◆ What you need to do ◆
Below are the records. Gather each line that holds "JSON".

Interface dataset entries:

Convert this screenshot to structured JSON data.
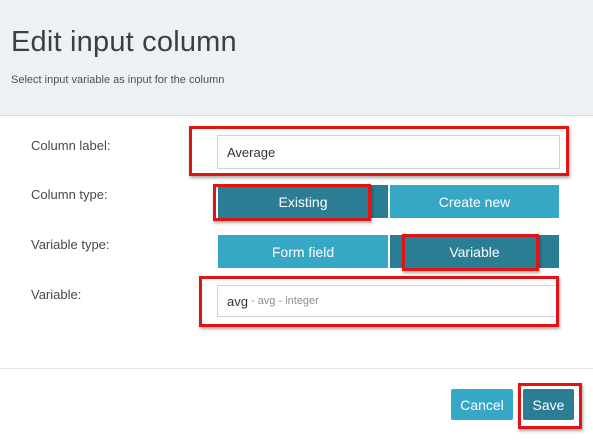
{
  "dialog": {
    "title": "Edit input column",
    "subtitle": "Select input variable as input for the column"
  },
  "form": {
    "column_label": {
      "label": "Column label:",
      "value": "Average"
    },
    "column_type": {
      "label": "Column type:",
      "options": [
        "Existing",
        "Create new"
      ],
      "selected": "Existing"
    },
    "variable_type": {
      "label": "Variable type:",
      "options": [
        "Form field",
        "Variable"
      ],
      "selected": "Variable"
    },
    "variable": {
      "label": "Variable:",
      "value_main": "avg",
      "value_detail": "- avg - integer"
    }
  },
  "footer": {
    "cancel_label": "Cancel",
    "save_label": "Save"
  },
  "colors": {
    "active": "#2a7d93",
    "inactive": "#36a8c6",
    "highlight": "#e01414"
  }
}
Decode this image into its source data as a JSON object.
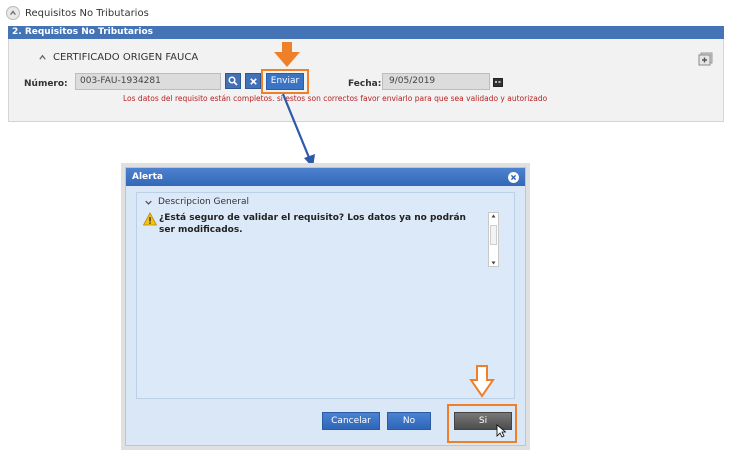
{
  "header": {
    "title": "Requisitos No Tributarios",
    "collapse_icon": "chevron-up-icon"
  },
  "section": {
    "title": "2. Requisitos No Tributarios",
    "item_title": "CERTIFICADO ORIGEN FAUCA",
    "numero_label": "Número:",
    "numero_value": "003-FAU-1934281",
    "enviar_label": "Enviar",
    "fecha_label": "Fecha:",
    "fecha_value": "9/05/2019",
    "status_message": "Los datos del requisito están completos. si estos son correctos favor enviarlo para que sea validado y autorizado",
    "icons": [
      "search-icon",
      "close-icon",
      "calendar-icon",
      "add-icon"
    ]
  },
  "dialog": {
    "title": "Alerta",
    "desc_header": "Descripcion General",
    "message": "¿Está seguro de validar el requisito? Los datos ya no podrán ser modificados.",
    "buttons": {
      "cancel": "Cancelar",
      "no": "No",
      "yes": "Si"
    }
  },
  "colors": {
    "accent_blue": "#4473b6",
    "highlight_orange": "#f07f2a",
    "status_red": "#b92121",
    "dialog_bg": "#d9e7f7"
  }
}
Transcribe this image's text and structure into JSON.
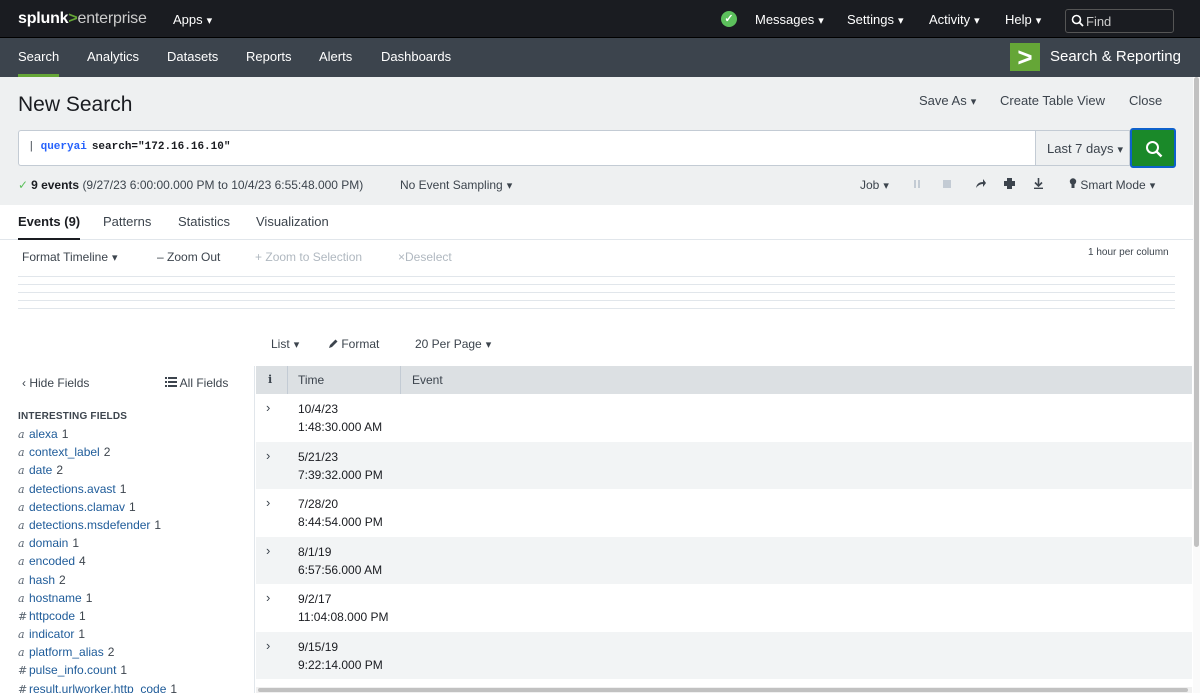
{
  "topbar": {
    "logo_part1": "splunk",
    "logo_gt": ">",
    "logo_part2": "enterprise",
    "apps_label": "Apps",
    "messages_label": "Messages",
    "settings_label": "Settings",
    "activity_label": "Activity",
    "help_label": "Help",
    "find_placeholder": "Find",
    "status_color": "#5cc05c"
  },
  "appbar": {
    "nav": [
      "Search",
      "Analytics",
      "Datasets",
      "Reports",
      "Alerts",
      "Dashboards"
    ],
    "active": "Search",
    "app_title": "Search & Reporting",
    "app_logo_glyph": ">",
    "accent_color": "#65a637"
  },
  "header": {
    "title": "New Search",
    "save_as": "Save As",
    "create_table_view": "Create Table View",
    "close": "Close"
  },
  "search": {
    "pipe": "|",
    "command": "queryai",
    "argument": "search=\"172.16.16.10\"",
    "time_range": "Last 7 days",
    "button_icon": "search-icon",
    "button_color": "#1a8929"
  },
  "status": {
    "check": "✓",
    "events_bold": "9 events",
    "range_text": "(9/27/23 6:00:00.000 PM to 10/4/23 6:55:48.000 PM)",
    "sampling": "No Event Sampling",
    "job": "Job",
    "smart_mode": "Smart Mode"
  },
  "tabs": [
    "Events (9)",
    "Patterns",
    "Statistics",
    "Visualization"
  ],
  "timeline": {
    "format": "Format Timeline",
    "zoom_out": "Zoom Out",
    "zoom_selection": "Zoom to Selection",
    "deselect": "Deselect",
    "per_column": "1 hour per column"
  },
  "listctl": {
    "list": "List",
    "format": "Format",
    "per_page": "20 Per Page"
  },
  "sidebar": {
    "hide_fields": "Hide Fields",
    "all_fields": "All Fields",
    "heading": "INTERESTING FIELDS",
    "fields": [
      {
        "type": "a",
        "name": "alexa",
        "count": "1"
      },
      {
        "type": "a",
        "name": "context_label",
        "count": "2"
      },
      {
        "type": "a",
        "name": "date",
        "count": "2"
      },
      {
        "type": "a",
        "name": "detections.avast",
        "count": "1"
      },
      {
        "type": "a",
        "name": "detections.clamav",
        "count": "1"
      },
      {
        "type": "a",
        "name": "detections.msdefender",
        "count": "1"
      },
      {
        "type": "a",
        "name": "domain",
        "count": "1"
      },
      {
        "type": "a",
        "name": "encoded",
        "count": "4"
      },
      {
        "type": "a",
        "name": "hash",
        "count": "2"
      },
      {
        "type": "a",
        "name": "hostname",
        "count": "1"
      },
      {
        "type": "#",
        "name": "httpcode",
        "count": "1"
      },
      {
        "type": "a",
        "name": "indicator",
        "count": "1"
      },
      {
        "type": "a",
        "name": "platform_alias",
        "count": "2"
      },
      {
        "type": "#",
        "name": "pulse_info.count",
        "count": "1"
      },
      {
        "type": "#",
        "name": "result.urlworker.http_code",
        "count": "1"
      }
    ]
  },
  "events": {
    "col_info": "i",
    "col_time": "Time",
    "col_event": "Event",
    "rows": [
      {
        "date": "10/4/23",
        "time": "1:48:30.000 AM"
      },
      {
        "date": "5/21/23",
        "time": "7:39:32.000 PM"
      },
      {
        "date": "7/28/20",
        "time": "8:44:54.000 PM"
      },
      {
        "date": "8/1/19",
        "time": "6:57:56.000 AM"
      },
      {
        "date": "9/2/17",
        "time": "11:04:08.000 PM"
      },
      {
        "date": "9/15/19",
        "time": "9:22:14.000 PM"
      }
    ]
  }
}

◆ Output for this task ◆
Convert this screenshot to structured JSON data.
Decode this image into its source data as a JSON object.
Transcribe this image's text and structure into JSON.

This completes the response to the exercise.